[Dataset items]
- - -

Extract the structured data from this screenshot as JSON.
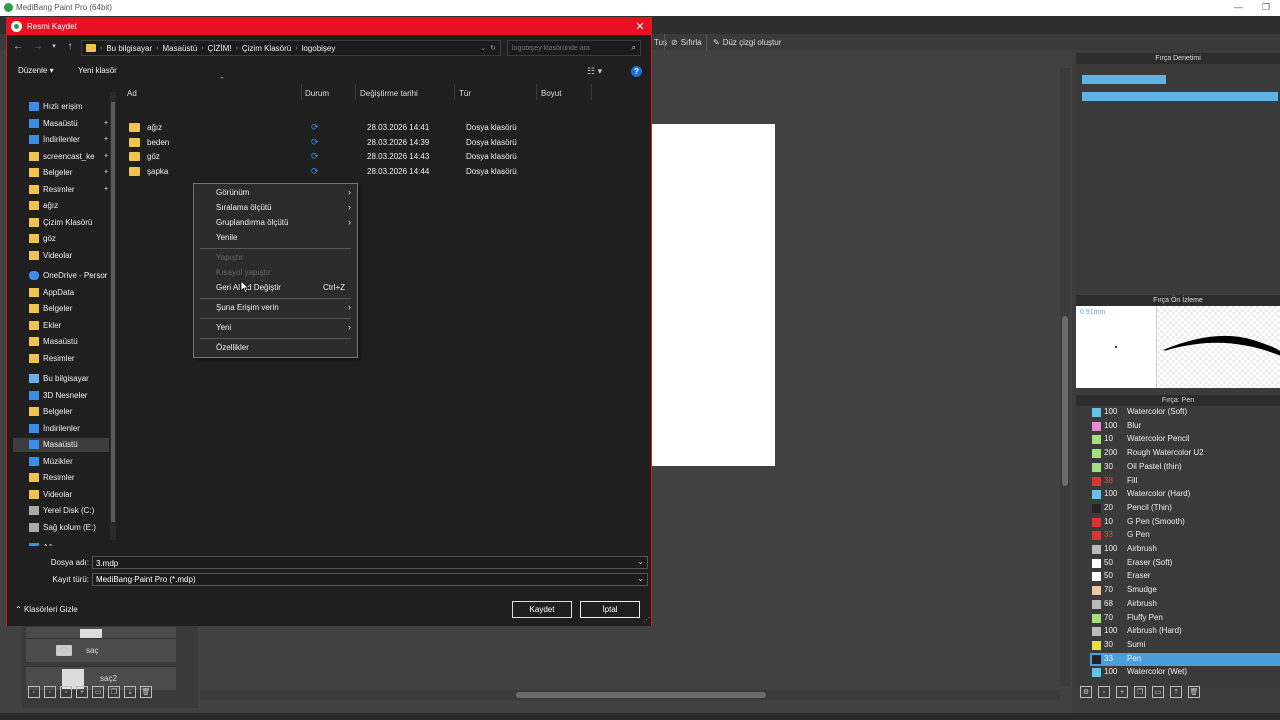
{
  "app": {
    "title": "MediBang Paint Pro (64bit)",
    "toolbar": {
      "reset_label": "Sıfırla",
      "straight_line_label": "Düz çizgi oluştur",
      "truncated_label": "Tuş"
    }
  },
  "layers": {
    "items": [
      {
        "label": "saç"
      },
      {
        "label": "saç2"
      }
    ]
  },
  "panels": {
    "brush_control_title": "Fırça Denetimi",
    "brush_preview_title": "Fırça Ön İzleme",
    "brush_preview_size": "0.91mm",
    "brush_list_title": "Fırça: Pen",
    "brushes": [
      {
        "size": "100",
        "name": "Watercolor (Soft)",
        "color": "#66c2e6"
      },
      {
        "size": "100",
        "name": "Blur",
        "color": "#e68ad6"
      },
      {
        "size": "10",
        "name": "Watercolor Pencil",
        "color": "#a6e07a"
      },
      {
        "size": "200",
        "name": "Rough Watercolor U2",
        "color": "#a6e07a"
      },
      {
        "size": "30",
        "name": "Oil Pastel (thin)",
        "color": "#a6e07a"
      },
      {
        "size": "38",
        "name": "Fill",
        "color": "#e03030"
      },
      {
        "size": "100",
        "name": "Watercolor (Hard)",
        "color": "#66c2e6"
      },
      {
        "size": "20",
        "name": "Pencil (Thin)",
        "color": "#222222"
      },
      {
        "size": "10",
        "name": "G Pen (Smooth)",
        "color": "#e03030"
      },
      {
        "size": "33",
        "name": "G Pen",
        "color": "#e03030"
      },
      {
        "size": "100",
        "name": "Airbrush",
        "color": "#bbbbbb"
      },
      {
        "size": "50",
        "name": "Eraser (Soft)",
        "color": "#ffffff"
      },
      {
        "size": "50",
        "name": "Eraser",
        "color": "#ffffff"
      },
      {
        "size": "70",
        "name": "Smudge",
        "color": "#f0c8a0"
      },
      {
        "size": "68",
        "name": "Airbrush",
        "color": "#bbbbbb"
      },
      {
        "size": "70",
        "name": "Fluffy Pen",
        "color": "#a6e07a"
      },
      {
        "size": "100",
        "name": "Airbrush (Hard)",
        "color": "#bbbbbb"
      },
      {
        "size": "30",
        "name": "Sumi",
        "color": "#e6e040"
      },
      {
        "size": "33",
        "name": "Pen",
        "color": "#222222",
        "selected": true
      },
      {
        "size": "100",
        "name": "Watercolor (Wet)",
        "color": "#66c2e6"
      }
    ]
  },
  "dialog": {
    "title": "Resmi Kaydet",
    "breadcrumb": [
      "Bu bilgisayar",
      "Masaüstü",
      "ÇİZİM!",
      "Çizim Klasörü",
      "logobişey"
    ],
    "search_placeholder": "logobişey klasöründe ara",
    "organize_label": "Düzenle",
    "new_folder_label": "Yeni klasör",
    "columns": {
      "name": "Ad",
      "status": "Durum",
      "modified": "Değiştirme tarihi",
      "type": "Tür",
      "size": "Boyut"
    },
    "files": [
      {
        "name": "ağız",
        "date": "28.03.2026 14:41",
        "type": "Dosya klasörü"
      },
      {
        "name": "beden",
        "date": "28.03.2026 14:39",
        "type": "Dosya klasörü"
      },
      {
        "name": "göz",
        "date": "28.03.2026 14:43",
        "type": "Dosya klasörü"
      },
      {
        "name": "şapka",
        "date": "28.03.2026 14:44",
        "type": "Dosya klasörü"
      }
    ],
    "nav": {
      "quick_access": "Hızlı erişim",
      "quick_items": [
        "Masaüstü",
        "İndirilenler",
        "screencast_ke",
        "Belgeler",
        "Resimler",
        "ağız",
        "Çizim Klasörü",
        "göz",
        "Videolar"
      ],
      "onedrive": "OneDrive - Persor",
      "onedrive_items": [
        "AppData",
        "Belgeler",
        "Ekler",
        "Masaüstü",
        "Resimler"
      ],
      "this_pc": "Bu bilgisayar",
      "pc_items": [
        "3D Nesneler",
        "Belgeler",
        "İndirilenler",
        "Masaüstü",
        "Müzikler",
        "Resimler",
        "Videolar",
        "Yerel Disk (C:)",
        "Sağ kolum (E:)"
      ],
      "more": "Ağ"
    },
    "context_menu": {
      "view": "Görünüm",
      "sort_by": "Sıralama ölçütü",
      "group_by": "Gruplandırma ölçütü",
      "refresh": "Yenile",
      "paste": "Yapıştır",
      "paste_shortcut": "Kısayol yapıştır",
      "undo": "Geri Al Ad Değiştir",
      "undo_shortcut": "Ctrl+Z",
      "give_access": "Şuna Erişim verin",
      "new": "Yeni",
      "properties": "Özellikler"
    },
    "filename_label": "Dosya adı:",
    "filename_value": "3.mdp",
    "filetype_label": "Kayıt türü:",
    "filetype_value": "MediBang Paint Pro (*.mdp)",
    "hide_folders_label": "Klasörleri Gizle",
    "save_label": "Kaydet",
    "cancel_label": "İptal"
  }
}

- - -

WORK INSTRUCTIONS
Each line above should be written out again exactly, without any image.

ANSWER SPACE
Extract the structured data from this screenshot as JSON.
{
  "app": {
    "title": "MediBang Paint Pro (64bit)",
    "toolbar": {
      "reset_label": "Sıfırla",
      "straight_line_label": "Düz çizgi oluştur",
      "truncated_label": "Tuş"
    }
  },
  "layers": {
    "items": [
      {
        "label": "saç"
      },
      {
        "label": "saç2"
      }
    ]
  },
  "panels": {
    "brush_control_title": "Fırça Denetimi",
    "brush_preview_title": "Fırça Ön İzleme",
    "brush_preview_size": "0.91mm",
    "brush_list_title": "Fırça: Pen",
    "brushes": [
      {
        "size": "100",
        "name": "Watercolor (Soft)",
        "color": "#66c2e6"
      },
      {
        "size": "100",
        "name": "Blur",
        "color": "#e68ad6"
      },
      {
        "size": "10",
        "name": "Watercolor Pencil",
        "color": "#a6e07a"
      },
      {
        "size": "200",
        "name": "Rough Watercolor U2",
        "color": "#a6e07a"
      },
      {
        "size": "30",
        "name": "Oil Pastel (thin)",
        "color": "#a6e07a"
      },
      {
        "size": "38",
        "name": "Fill",
        "color": "#e03030"
      },
      {
        "size": "100",
        "name": "Watercolor (Hard)",
        "color": "#66c2e6"
      },
      {
        "size": "20",
        "name": "Pencil (Thin)",
        "color": "#222222"
      },
      {
        "size": "10",
        "name": "G Pen (Smooth)",
        "color": "#e03030"
      },
      {
        "size": "33",
        "name": "G Pen",
        "color": "#e03030"
      },
      {
        "size": "100",
        "name": "Airbrush",
        "color": "#bbbbbb"
      },
      {
        "size": "50",
        "name": "Eraser (Soft)",
        "color": "#ffffff"
      },
      {
        "size": "50",
        "name": "Eraser",
        "color": "#ffffff"
      },
      {
        "size": "70",
        "name": "Smudge",
        "color": "#f0c8a0"
      },
      {
        "size": "68",
        "name": "Airbrush",
        "color": "#bbbbbb"
      },
      {
        "size": "70",
        "name": "Fluffy Pen",
        "color": "#a6e07a"
      },
      {
        "size": "100",
        "name": "Airbrush (Hard)",
        "color": "#bbbbbb"
      },
      {
        "size": "30",
        "name": "Sumi",
        "color": "#e6e040"
      },
      {
        "size": "33",
        "name": "Pen",
        "color": "#222222",
        "selected": true
      },
      {
        "size": "100",
        "name": "Watercolor (Wet)",
        "color": "#66c2e6"
      }
    ]
  },
  "dialog": {
    "title": "Resmi Kaydet",
    "breadcrumb": [
      "Bu bilgisayar",
      "Masaüstü",
      "ÇİZİM!",
      "Çizim Klasörü",
      "logobişey"
    ],
    "search_placeholder": "logobişey klasöründe ara",
    "organize_label": "Düzenle",
    "new_folder_label": "Yeni klasör",
    "columns": {
      "name": "Ad",
      "status": "Durum",
      "modified": "Değiştirme tarihi",
      "type": "Tür",
      "size": "Boyut"
    },
    "files": [
      {
        "name": "ağız",
        "date": "28.03.2026 14:41",
        "type": "Dosya klasörü"
      },
      {
        "name": "beden",
        "date": "28.03.2026 14:39",
        "type": "Dosya klasörü"
      },
      {
        "name": "göz",
        "date": "28.03.2026 14:43",
        "type": "Dosya klasörü"
      },
      {
        "name": "şapka",
        "date": "28.03.2026 14:44",
        "type": "Dosya klasörü"
      }
    ],
    "nav": {
      "quick_access": "Hızlı erişim",
      "quick_items": [
        "Masaüstü",
        "İndirilenler",
        "screencast_ke",
        "Belgeler",
        "Resimler",
        "ağız",
        "Çizim Klasörü",
        "göz",
        "Videolar"
      ],
      "onedrive": "OneDrive - Persor",
      "onedrive_items": [
        "AppData",
        "Belgeler",
        "Ekler",
        "Masaüstü",
        "Resimler"
      ],
      "this_pc": "Bu bilgisayar",
      "pc_items": [
        "3D Nesneler",
        "Belgeler",
        "İndirilenler",
        "Masaüstü",
        "Müzikler",
        "Resimler",
        "Videolar",
        "Yerel Disk (C:)",
        "Sağ kolum (E:)"
      ],
      "more": "Ağ"
    },
    "context_menu": {
      "view": "Görünüm",
      "sort_by": "Sıralama ölçütü",
      "group_by": "Gruplandırma ölçütü",
      "refresh": "Yenile",
      "paste": "Yapıştır",
      "paste_shortcut": "Kısayol yapıştır",
      "undo": "Geri Al Ad Değiştir",
      "undo_shortcut": "Ctrl+Z",
      "give_access": "Şuna Erişim verin",
      "new": "Yeni",
      "properties": "Özellikler"
    },
    "filename_label": "Dosya adı:",
    "filename_value": "3.mdp",
    "filetype_label": "Kayıt türü:",
    "filetype_value": "MediBang Paint Pro (*.mdp)",
    "hide_folders_label": "Klasörleri Gizle",
    "save_label": "Kaydet",
    "cancel_label": "İptal"
  }
}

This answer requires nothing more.